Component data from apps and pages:
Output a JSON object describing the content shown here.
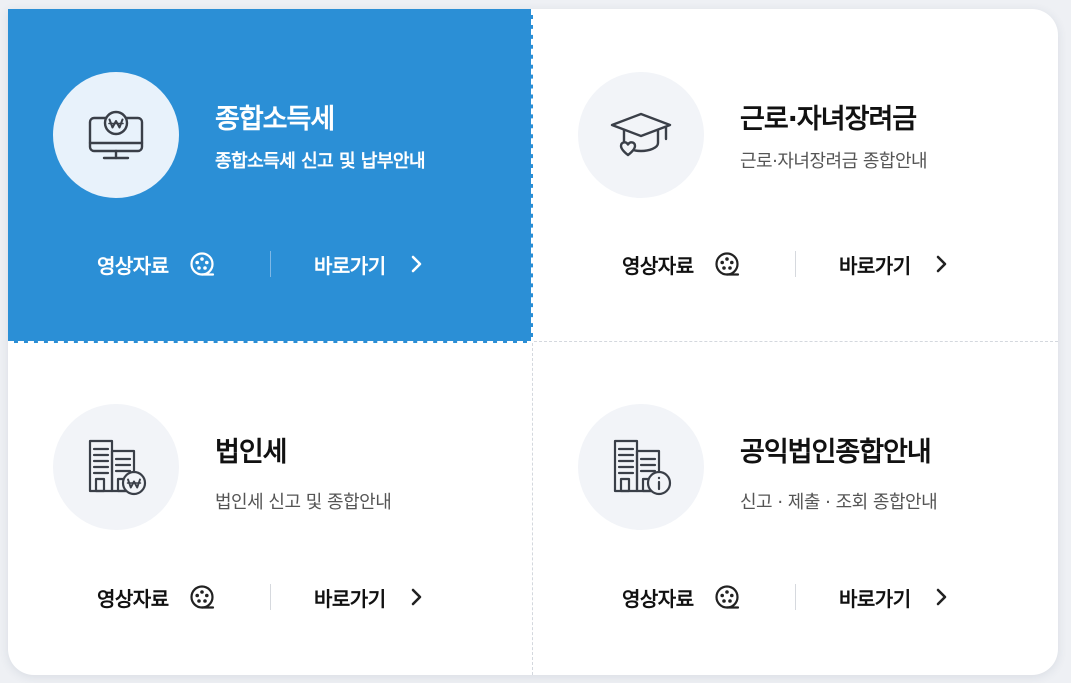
{
  "cards": [
    {
      "title": "종합소득세",
      "subtitle": "종합소득세 신고 및 납부안내",
      "icon": "monitor-won-icon",
      "video_label": "영상자료",
      "goto_label": "바로가기",
      "active": true
    },
    {
      "title": "근로·자녀장려금",
      "subtitle": "근로·자녀장려금 종합안내",
      "icon": "graduation-cap-heart-icon",
      "video_label": "영상자료",
      "goto_label": "바로가기",
      "active": false
    },
    {
      "title": "법인세",
      "subtitle": "법인세 신고 및 종합안내",
      "icon": "building-won-icon",
      "video_label": "영상자료",
      "goto_label": "바로가기",
      "active": false
    },
    {
      "title": "공익법인종합안내",
      "subtitle": "신고 · 제출 · 조회 종합안내",
      "icon": "building-info-icon",
      "video_label": "영상자료",
      "goto_label": "바로가기",
      "active": false
    }
  ],
  "colors": {
    "active_bg": "#2b8fd6",
    "icon_bg": "#f2f4f8",
    "text": "#111111",
    "subtext": "#555555"
  }
}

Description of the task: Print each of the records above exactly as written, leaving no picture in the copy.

Answer box:
Output a JSON object describing the content shown here.
{
  "cards": [
    {
      "title": "종합소득세",
      "subtitle": "종합소득세 신고 및 납부안내",
      "icon": "monitor-won-icon",
      "video_label": "영상자료",
      "goto_label": "바로가기",
      "active": true
    },
    {
      "title": "근로·자녀장려금",
      "subtitle": "근로·자녀장려금 종합안내",
      "icon": "graduation-cap-heart-icon",
      "video_label": "영상자료",
      "goto_label": "바로가기",
      "active": false
    },
    {
      "title": "법인세",
      "subtitle": "법인세 신고 및 종합안내",
      "icon": "building-won-icon",
      "video_label": "영상자료",
      "goto_label": "바로가기",
      "active": false
    },
    {
      "title": "공익법인종합안내",
      "subtitle": "신고 · 제출 · 조회 종합안내",
      "icon": "building-info-icon",
      "video_label": "영상자료",
      "goto_label": "바로가기",
      "active": false
    }
  ],
  "colors": {
    "active_bg": "#2b8fd6",
    "icon_bg": "#f2f4f8",
    "text": "#111111",
    "subtext": "#555555"
  }
}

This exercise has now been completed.